Between 2000 and 2010, trade between China and Latin America increased tenfold to over $ 19,000 million annually. In this context, Argentina still appears in the background and now represents about 10% of Indian investments in the region, far from the 25% that takes Brazil.

Argentina has very large business opportunities with India, but from my point of view is not only a historic opportunity to export agricultural products such as soybean oil has been exporting Argentina to India, but also the possibility of strategic alliances in areas such as technology , minerals, agricultural chemicals and engineering. India has Bollywood, and a technology center also located in Mumbai, and major research centers and pharmaceutical, biotechnology, etc industries, Argentina as India has very good professionals in these areas. This would open doors to technological and artistic cooperation, cultural exchanges, student.

The leading Indian investment in the Argentine market is United Phosphorus, a company specializing in the production of agrochemicals and seeds already up three factories and a research and development company in the country, although the list of companies that are being installed in the country also include laboratories (such as Glenmark), agricultural (Olam, Sterling Group), auto parts (Ashok Leyland) and even toiletries manufacturers like Godrej Group, which is closing the purchase Issue Group of Argentina. But the area in which Indian companies were most active was in the software and technology services.

Today the presence of Argentine companies is very low and limited to very specific cases of large companies such as Impsa, which set up an office in the city of Gurgaon (on the outskirts of Delhi) and Arcor, which has a local distributor.

India also offers a huge potential in some sectors. A study by the McKinsey Global Institute, over the next two decades the country will require investments of $ 120,000 million in the infrastructure area and by 2030 the major Indian cities will be larger in population than many countries.
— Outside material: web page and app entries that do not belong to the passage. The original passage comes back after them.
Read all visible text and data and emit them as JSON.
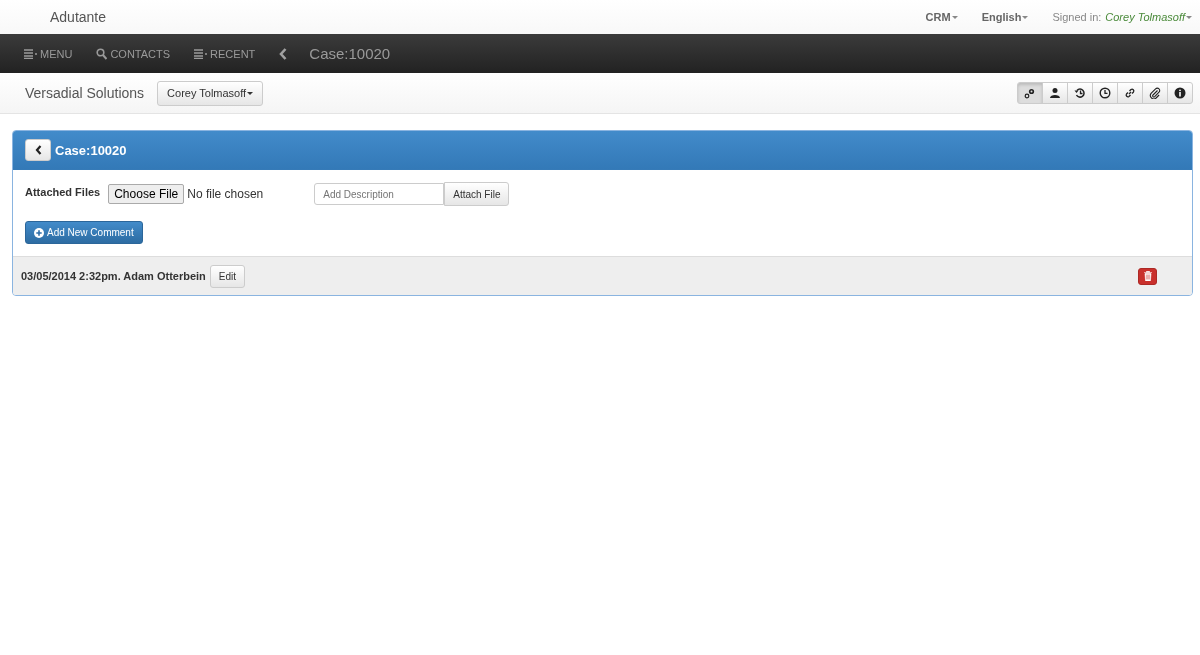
{
  "brand": "Adutante",
  "top_menu": {
    "crm": "CRM",
    "language": "English",
    "signed_in_label": "Signed in:",
    "user": "Corey Tolmasoff"
  },
  "nav": [
    {
      "kind": "list",
      "label": "MENU"
    },
    {
      "kind": "search",
      "label": "CONTACTS"
    },
    {
      "kind": "list",
      "label": "RECENT"
    }
  ],
  "nav_title": "Case:10020",
  "subbar": {
    "company": "Versadial Solutions",
    "user_dropdown": "Corey Tolmasoff",
    "tools": [
      {
        "kind": "gears",
        "selected": true
      },
      {
        "kind": "user",
        "selected": false
      },
      {
        "kind": "history",
        "selected": false
      },
      {
        "kind": "clock",
        "selected": false
      },
      {
        "kind": "link",
        "selected": false
      },
      {
        "kind": "paperclip",
        "selected": false
      },
      {
        "kind": "info",
        "selected": false
      }
    ]
  },
  "panel": {
    "title": "Case:10020",
    "attached_label": "Attached Files",
    "choose_file": "Choose File",
    "no_file": "No file chosen",
    "description_placeholder": "Add Description",
    "attach_button": "Attach File",
    "add_comment": "Add New Comment",
    "comments": [
      {
        "meta": "03/05/2014 2:32pm. Adam Otterbein",
        "edit": "Edit"
      }
    ]
  }
}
An interesting potential is the operation of airports. In India there are 80 stations, of which 20 are international flights. In 2004 a privatization process began and today there are six airports that are operated by private groups, although the government's intention is to bring more private capital to the business.
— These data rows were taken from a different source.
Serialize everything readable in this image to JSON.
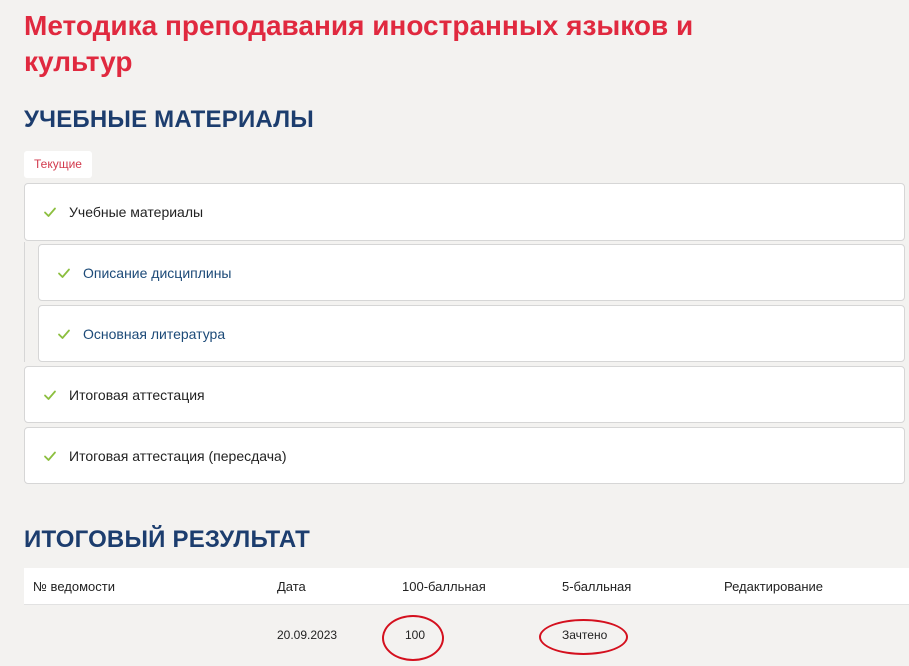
{
  "course": {
    "title": "Методика преподавания иностранных языков и культур"
  },
  "materials": {
    "section_title": "УЧЕБНЫЕ МАТЕРИАЛЫ",
    "tab_current": "Текущие",
    "items": [
      {
        "label": "Учебные материалы",
        "checked": true
      },
      {
        "label": "Описание дисциплины",
        "checked": true
      },
      {
        "label": "Основная литература",
        "checked": true
      },
      {
        "label": "Итоговая аттестация",
        "checked": true
      },
      {
        "label": "Итоговая аттестация (пересдача)",
        "checked": true
      }
    ]
  },
  "result": {
    "section_title": "ИТОГОВЫЙ РЕЗУЛЬТАТ",
    "columns": [
      "№ ведомости",
      "Дата",
      "100-балльная",
      "5-балльная",
      "Редактирование"
    ],
    "rows": [
      {
        "statement_no": "",
        "date": "20.09.2023",
        "score_100": "100",
        "score_5": "Зачтено",
        "edit": ""
      }
    ]
  },
  "colors": {
    "title": "#e0293f",
    "heading": "#1c3d6e",
    "check": "#8cbf3f",
    "annotation": "#d4101e"
  },
  "icons": {
    "check": "check-icon"
  }
}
Leather and leather goods are also niches with potential, since India has a high level of beef production exported but not consumed by their religious traditions as well as fine wines, although they are not consumed by the local people have an important market in 5-star hotels.

Argentina imports mainly organic chemicals; Sound equipment systems; auto parts; machinery; tissues; synthetic fibers; clothing; plastic products; tinctures, and steels.

The main products are India buys the world crude oil gold and silver; electronics; pearls and precious stones; non-electrical machinery; organic and inorganic chemicals; coal; coke and briquettes; auto parts; minerals and ferroalloys and iron and steel.

In the case of Mexico, a legend in the seventeenth century there was an Indian princess from Rajasthan called Meera, daughter of a concubine of one of many of the wives of the rajah. Meera and her family had to flee to India due to the Turkish invasion and then she was sent to Mexico at age 15, to work as a house maid.

Meera would later be known as the "Chinese" because at the time, wrongly, all of whom came from Eastern were considered "Chinese".

Between a life of suffering and having lived most of his life in Puebla, Meera dies, but his colorful clothing and ornaments with beads and sequins was used as inspiration for the national costume in his honor is called "Chinese Puebla ".

The story of Princess Meera is an example of how Mexican Indian history and date back to very ancient times, and is also a reminder that we must multiply the presence of Mexican products in the world's third largest country in economic growth.

The value of bilateral trade between Mexico and India has increased in the last decade by about 630%; however, the result has been in deficit for Mexico.

Both Argentina and Mexico have huge possibilities with this country that is a continent in itself, for its population and diversity.

traslation: Belén Zapata